How Much Can You Afford?
You’ll need to answer this before you start looking at property and start shopping for a loan.
An easy way to do this to play with this handy tool from Freddie Mac.
The reasons for affordability calculations are twofold. First, you don’t want to waste time looking at houses you can’t afford. It’s better to start looking properties at or below the bottom of your price range and work your way up. Second, your lender may indicate you could afford more house than you may be comfortable. They’ll ask for detailed financial information when you apply but they may not uncover every expense such grocery expenses, gas, travel, health insurance, hobbies, entertainment, etc.
The following steps will help:
- List all sources of income and determine the amount after taxes.
- List all your recurring expenses (bills you pay every month such as car payments, student loans, utilities and insurance.)
- Estimate all other monthly expenses for items such as food, gas, utilities, recreation, etc.
- List the new expenses that you may have as a homeowner. These expenses will depend on the type of property. For example, a condo may have a homeowners’ association (HOA) fee to fund common area maintenance and improvements. Other expenses include property taxes, insurance and home improvement projects. If you’re moving farther from where you work, your transportation costs may increase.
- Determine how much is left over.

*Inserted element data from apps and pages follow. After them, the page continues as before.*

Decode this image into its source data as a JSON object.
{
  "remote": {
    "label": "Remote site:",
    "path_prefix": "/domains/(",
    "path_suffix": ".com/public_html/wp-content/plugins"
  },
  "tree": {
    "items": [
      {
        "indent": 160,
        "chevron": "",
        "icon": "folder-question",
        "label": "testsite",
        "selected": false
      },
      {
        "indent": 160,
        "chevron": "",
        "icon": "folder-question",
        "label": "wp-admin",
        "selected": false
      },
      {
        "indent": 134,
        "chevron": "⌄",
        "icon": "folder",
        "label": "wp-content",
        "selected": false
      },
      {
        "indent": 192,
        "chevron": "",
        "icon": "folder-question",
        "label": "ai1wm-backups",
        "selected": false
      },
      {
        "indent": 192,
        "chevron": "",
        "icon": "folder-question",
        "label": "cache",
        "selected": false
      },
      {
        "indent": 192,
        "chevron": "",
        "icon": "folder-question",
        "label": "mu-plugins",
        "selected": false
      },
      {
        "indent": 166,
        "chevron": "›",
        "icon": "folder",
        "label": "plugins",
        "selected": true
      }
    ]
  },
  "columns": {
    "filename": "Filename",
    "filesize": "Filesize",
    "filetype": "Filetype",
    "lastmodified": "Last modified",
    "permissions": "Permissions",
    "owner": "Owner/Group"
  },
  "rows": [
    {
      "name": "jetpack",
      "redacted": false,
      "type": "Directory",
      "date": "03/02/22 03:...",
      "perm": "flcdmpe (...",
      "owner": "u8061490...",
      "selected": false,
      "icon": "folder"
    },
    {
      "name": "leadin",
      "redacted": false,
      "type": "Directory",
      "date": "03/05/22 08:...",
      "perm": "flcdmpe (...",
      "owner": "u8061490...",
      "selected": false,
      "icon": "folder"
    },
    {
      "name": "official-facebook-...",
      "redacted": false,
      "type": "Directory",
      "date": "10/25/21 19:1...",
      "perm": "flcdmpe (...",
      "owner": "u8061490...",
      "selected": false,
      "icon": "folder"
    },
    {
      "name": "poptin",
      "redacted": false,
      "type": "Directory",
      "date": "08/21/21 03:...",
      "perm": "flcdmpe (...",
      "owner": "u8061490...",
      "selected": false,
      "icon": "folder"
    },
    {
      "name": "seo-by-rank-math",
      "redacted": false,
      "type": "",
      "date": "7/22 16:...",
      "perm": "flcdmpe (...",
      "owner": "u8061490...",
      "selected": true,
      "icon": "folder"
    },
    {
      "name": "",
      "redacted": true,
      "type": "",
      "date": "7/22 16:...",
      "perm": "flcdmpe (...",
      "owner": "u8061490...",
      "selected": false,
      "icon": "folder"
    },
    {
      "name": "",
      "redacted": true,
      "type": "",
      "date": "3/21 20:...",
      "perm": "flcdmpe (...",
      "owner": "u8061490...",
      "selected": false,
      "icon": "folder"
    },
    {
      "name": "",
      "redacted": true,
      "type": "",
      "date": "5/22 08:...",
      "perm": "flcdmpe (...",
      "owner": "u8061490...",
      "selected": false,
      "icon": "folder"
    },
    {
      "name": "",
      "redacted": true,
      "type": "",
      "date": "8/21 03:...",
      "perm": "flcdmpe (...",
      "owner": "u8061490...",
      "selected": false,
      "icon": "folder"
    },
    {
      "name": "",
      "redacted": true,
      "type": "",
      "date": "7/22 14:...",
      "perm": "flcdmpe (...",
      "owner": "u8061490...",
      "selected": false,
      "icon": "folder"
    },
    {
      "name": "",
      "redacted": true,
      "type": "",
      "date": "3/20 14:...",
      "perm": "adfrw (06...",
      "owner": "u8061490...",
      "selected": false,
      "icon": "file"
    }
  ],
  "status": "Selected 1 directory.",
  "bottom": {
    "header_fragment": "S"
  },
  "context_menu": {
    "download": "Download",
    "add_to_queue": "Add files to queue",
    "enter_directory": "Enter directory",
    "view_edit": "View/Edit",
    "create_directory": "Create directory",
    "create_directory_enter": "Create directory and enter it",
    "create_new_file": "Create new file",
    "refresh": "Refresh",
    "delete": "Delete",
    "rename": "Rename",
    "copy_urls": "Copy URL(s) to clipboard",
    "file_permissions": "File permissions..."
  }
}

When you make this final calculation don’t forget to leave room to save for emergencies, retirement and whatever else you have in your financial plan.